Army chief wants more women in more forces

Australia’s army chief has told a global audience that militaries that don’t become more inclusive, particularly by allowing women to serve on the front line, “do nothing to distinguish the soldier from the brute”.


Lieutenant General David Morrison was speaking at a London summit focused on ending rape in war zones.

He was invited to speak alongside British Foreign Secretary William Hague and US actor Angelina Jolie on the back of his 2013 video message telling sexist members of the armed forces to “get out”.

Lt Gen Morrison delivered the blunt warning to troops following yet another sex scandal. It became a YouTube hit with 1.5 million views.

In London on Friday he encouraged militaries around the world to open up all areas of service to women as a way of changing their culture and helping end sexual violence.

“It wipes away the barriers to achieving potential and sends a clarion call to all who serve that talent will prevail, not gender.”

He said some militaries were changing their culture in order to become more capable and that was cause for hope.

“Armies that revel in their separateness from civil society, that value the male over the female, that use their imposed values to exclude those who don’t fit the particular traits of the dominant group, who celebrate the violence that is integral to my profession rather than seeking ways to contain it – they do nothing to distinguish the soldier from the brute.”

Australian delegation head Natasha Stott Despoja said Lt Gen Morrison was a “bigger star” at the conference than Ms Jolie who is a UN special envoy.

“He had a powerful message,” Ms Stott Despoja told reporters.

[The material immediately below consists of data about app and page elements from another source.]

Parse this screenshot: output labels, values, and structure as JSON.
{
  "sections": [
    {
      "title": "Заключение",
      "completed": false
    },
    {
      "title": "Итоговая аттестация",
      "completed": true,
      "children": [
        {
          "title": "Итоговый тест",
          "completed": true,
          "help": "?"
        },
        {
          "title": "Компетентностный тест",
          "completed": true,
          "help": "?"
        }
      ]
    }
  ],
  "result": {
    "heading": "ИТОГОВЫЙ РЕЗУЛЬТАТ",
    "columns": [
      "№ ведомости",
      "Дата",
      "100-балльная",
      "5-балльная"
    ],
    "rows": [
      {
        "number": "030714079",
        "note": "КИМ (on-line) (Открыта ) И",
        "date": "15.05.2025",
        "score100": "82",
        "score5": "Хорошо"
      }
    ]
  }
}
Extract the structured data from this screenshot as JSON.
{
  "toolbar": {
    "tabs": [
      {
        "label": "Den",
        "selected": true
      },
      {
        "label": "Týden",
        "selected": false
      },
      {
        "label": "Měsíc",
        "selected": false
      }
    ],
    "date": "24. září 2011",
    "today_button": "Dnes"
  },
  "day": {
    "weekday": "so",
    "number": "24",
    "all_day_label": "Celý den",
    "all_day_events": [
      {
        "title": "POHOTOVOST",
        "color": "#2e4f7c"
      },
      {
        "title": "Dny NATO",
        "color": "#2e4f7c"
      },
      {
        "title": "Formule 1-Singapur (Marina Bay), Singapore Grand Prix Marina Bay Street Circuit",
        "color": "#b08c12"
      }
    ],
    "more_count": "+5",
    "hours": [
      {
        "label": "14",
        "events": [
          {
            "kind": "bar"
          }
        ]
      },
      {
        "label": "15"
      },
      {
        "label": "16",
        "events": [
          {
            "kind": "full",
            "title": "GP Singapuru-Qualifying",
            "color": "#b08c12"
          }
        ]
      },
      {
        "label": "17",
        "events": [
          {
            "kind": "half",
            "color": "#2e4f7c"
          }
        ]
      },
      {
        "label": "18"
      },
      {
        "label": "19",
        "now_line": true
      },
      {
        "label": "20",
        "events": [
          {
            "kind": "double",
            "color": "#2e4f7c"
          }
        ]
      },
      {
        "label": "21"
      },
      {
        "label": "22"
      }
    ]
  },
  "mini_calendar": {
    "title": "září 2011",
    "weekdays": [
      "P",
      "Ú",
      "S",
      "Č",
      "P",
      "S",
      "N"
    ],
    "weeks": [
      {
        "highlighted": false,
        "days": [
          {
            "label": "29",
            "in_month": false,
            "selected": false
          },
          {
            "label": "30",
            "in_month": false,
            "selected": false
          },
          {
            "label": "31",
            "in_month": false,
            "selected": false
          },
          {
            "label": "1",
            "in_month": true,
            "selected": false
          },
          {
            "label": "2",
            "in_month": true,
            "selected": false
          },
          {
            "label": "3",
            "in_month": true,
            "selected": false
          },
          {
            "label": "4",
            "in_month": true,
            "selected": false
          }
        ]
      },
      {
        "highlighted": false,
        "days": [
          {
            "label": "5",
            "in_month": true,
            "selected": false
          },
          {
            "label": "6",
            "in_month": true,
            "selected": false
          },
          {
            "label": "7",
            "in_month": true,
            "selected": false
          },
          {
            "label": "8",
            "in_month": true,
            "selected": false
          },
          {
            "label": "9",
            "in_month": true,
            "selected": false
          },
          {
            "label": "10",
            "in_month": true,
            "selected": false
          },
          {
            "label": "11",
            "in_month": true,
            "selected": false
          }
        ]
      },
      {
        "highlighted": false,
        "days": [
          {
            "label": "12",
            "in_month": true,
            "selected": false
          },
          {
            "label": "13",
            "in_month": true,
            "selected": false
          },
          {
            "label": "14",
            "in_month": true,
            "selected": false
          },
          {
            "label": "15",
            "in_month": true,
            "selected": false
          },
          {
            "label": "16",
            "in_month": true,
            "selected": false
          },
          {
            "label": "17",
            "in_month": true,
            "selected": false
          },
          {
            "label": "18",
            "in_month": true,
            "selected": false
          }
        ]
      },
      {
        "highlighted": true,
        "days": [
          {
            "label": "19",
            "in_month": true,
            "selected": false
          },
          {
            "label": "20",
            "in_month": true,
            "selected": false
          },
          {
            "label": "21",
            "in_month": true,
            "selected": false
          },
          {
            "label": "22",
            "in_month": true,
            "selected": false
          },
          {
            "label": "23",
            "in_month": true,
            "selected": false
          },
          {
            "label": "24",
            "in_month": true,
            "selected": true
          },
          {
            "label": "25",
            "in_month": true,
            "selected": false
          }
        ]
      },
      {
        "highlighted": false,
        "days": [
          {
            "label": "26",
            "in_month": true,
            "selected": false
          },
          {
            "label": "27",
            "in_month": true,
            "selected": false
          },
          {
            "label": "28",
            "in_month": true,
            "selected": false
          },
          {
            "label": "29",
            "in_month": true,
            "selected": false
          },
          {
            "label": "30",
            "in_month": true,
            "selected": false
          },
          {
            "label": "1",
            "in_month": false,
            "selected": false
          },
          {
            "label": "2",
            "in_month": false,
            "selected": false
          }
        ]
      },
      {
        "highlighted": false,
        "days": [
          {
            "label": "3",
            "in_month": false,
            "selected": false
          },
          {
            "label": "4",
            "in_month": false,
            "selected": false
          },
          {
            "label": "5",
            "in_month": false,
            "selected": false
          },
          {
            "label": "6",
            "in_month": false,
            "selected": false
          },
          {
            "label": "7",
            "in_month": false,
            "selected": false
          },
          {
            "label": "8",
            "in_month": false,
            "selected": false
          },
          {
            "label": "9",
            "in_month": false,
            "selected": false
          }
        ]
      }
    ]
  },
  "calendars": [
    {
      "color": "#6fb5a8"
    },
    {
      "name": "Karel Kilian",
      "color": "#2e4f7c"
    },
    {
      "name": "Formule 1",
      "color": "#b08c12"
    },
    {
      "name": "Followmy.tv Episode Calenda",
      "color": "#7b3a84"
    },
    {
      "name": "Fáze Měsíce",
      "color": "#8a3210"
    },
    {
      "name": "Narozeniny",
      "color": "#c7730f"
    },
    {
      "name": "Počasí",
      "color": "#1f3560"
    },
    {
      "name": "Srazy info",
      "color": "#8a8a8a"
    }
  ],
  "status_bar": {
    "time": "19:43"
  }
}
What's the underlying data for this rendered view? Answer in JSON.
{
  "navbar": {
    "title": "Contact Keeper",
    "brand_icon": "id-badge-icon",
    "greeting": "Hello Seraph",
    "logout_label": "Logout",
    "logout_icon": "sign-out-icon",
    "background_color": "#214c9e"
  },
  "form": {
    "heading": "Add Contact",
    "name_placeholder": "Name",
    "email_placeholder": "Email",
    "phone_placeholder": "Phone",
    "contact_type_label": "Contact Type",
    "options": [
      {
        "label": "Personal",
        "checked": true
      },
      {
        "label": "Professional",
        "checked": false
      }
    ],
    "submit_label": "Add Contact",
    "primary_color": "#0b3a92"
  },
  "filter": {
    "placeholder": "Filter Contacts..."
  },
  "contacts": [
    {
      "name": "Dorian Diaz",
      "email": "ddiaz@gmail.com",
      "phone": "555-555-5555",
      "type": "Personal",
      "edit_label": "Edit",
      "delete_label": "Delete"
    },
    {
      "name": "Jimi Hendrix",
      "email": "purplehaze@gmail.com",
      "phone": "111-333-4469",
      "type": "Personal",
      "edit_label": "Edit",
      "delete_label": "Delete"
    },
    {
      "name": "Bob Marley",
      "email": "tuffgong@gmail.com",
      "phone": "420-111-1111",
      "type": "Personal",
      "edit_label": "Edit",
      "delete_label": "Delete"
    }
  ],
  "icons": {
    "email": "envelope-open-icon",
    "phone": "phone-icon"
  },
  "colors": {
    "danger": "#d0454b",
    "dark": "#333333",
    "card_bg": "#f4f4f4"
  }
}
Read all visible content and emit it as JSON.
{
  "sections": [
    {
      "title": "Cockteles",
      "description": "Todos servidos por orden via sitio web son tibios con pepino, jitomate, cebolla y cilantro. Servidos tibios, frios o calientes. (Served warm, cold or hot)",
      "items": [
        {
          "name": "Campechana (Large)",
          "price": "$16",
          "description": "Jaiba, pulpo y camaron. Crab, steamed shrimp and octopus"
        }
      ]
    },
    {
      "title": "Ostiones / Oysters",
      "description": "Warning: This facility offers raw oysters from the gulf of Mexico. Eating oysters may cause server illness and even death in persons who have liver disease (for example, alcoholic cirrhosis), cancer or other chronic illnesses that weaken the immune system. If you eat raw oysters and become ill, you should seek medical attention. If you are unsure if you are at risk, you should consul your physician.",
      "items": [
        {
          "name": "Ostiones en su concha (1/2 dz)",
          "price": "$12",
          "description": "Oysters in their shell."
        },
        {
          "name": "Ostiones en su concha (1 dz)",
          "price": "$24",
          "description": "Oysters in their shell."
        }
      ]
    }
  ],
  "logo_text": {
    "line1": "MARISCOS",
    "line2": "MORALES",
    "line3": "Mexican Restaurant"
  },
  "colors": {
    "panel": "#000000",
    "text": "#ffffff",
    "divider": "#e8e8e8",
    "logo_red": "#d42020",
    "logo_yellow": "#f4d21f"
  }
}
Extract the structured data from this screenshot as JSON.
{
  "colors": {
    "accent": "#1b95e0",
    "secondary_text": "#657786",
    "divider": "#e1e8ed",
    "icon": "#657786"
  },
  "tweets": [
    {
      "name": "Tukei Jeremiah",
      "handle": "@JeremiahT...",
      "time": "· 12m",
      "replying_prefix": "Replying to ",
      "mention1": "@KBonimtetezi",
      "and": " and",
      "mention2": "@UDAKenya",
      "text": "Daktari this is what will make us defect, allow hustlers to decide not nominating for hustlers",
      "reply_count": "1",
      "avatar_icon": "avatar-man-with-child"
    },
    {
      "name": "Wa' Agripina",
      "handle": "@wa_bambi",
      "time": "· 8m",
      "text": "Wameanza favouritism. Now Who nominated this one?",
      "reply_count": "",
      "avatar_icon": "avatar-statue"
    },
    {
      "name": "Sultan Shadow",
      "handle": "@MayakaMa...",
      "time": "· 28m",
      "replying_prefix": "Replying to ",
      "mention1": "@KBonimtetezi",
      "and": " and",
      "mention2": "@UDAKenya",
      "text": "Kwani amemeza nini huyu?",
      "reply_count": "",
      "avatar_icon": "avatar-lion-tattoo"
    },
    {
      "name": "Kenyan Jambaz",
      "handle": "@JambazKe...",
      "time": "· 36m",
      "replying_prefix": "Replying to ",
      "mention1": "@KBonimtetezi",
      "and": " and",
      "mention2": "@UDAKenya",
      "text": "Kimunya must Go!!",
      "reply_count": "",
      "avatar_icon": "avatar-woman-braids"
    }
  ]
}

“He reminded people, both in the symbolism of him standing up there in his uniform but also with his words, that the military have a key role to play in ending this awful, abhorrent, sexual violence in conflict.”

The former Democrats leader said the role of victims and survivors was “fundamental” in helping governments prevent future violence.

“We need to remove the stigma and the shame associated with what they’ve been through and move it onto the perpetrators,” Ms Stott Despoja said.

She was quizzed about Australia’s treatment of asylum seekers some of whom may have suffered sexual violence in warzones.

Canberra sends everyone arriving by boat to detention centres on Nauru and Papua New Guinea.

“I’m always concerned about anyone who has experienced violence, and in particular sexual violence – whether that’s a man, a woman, a boy or a girl – ending in another institution be that a detention centre or elsewhere,” Ms Stott Despoja said.

More than 150 countries, including Australia, signed an action statement on Friday.

The summit also endorsed a new protocol relating to the investigation and documentation of sexual violence in conflict areas.

Lt Gen Morrison acknowledged he’d received some “notoriety” for making a stand against sexist behaviour in the military but insisted he wasn’t the star of the London summit.

That honour went to conference delegates who’d travelled from around the world to help end sexual violence, the army chief said.

Australia has lifted the restriction on women serving in combat roles with internal transfers opening in January 2013.

Women recruits will be able to apply direct for combat units from 2016.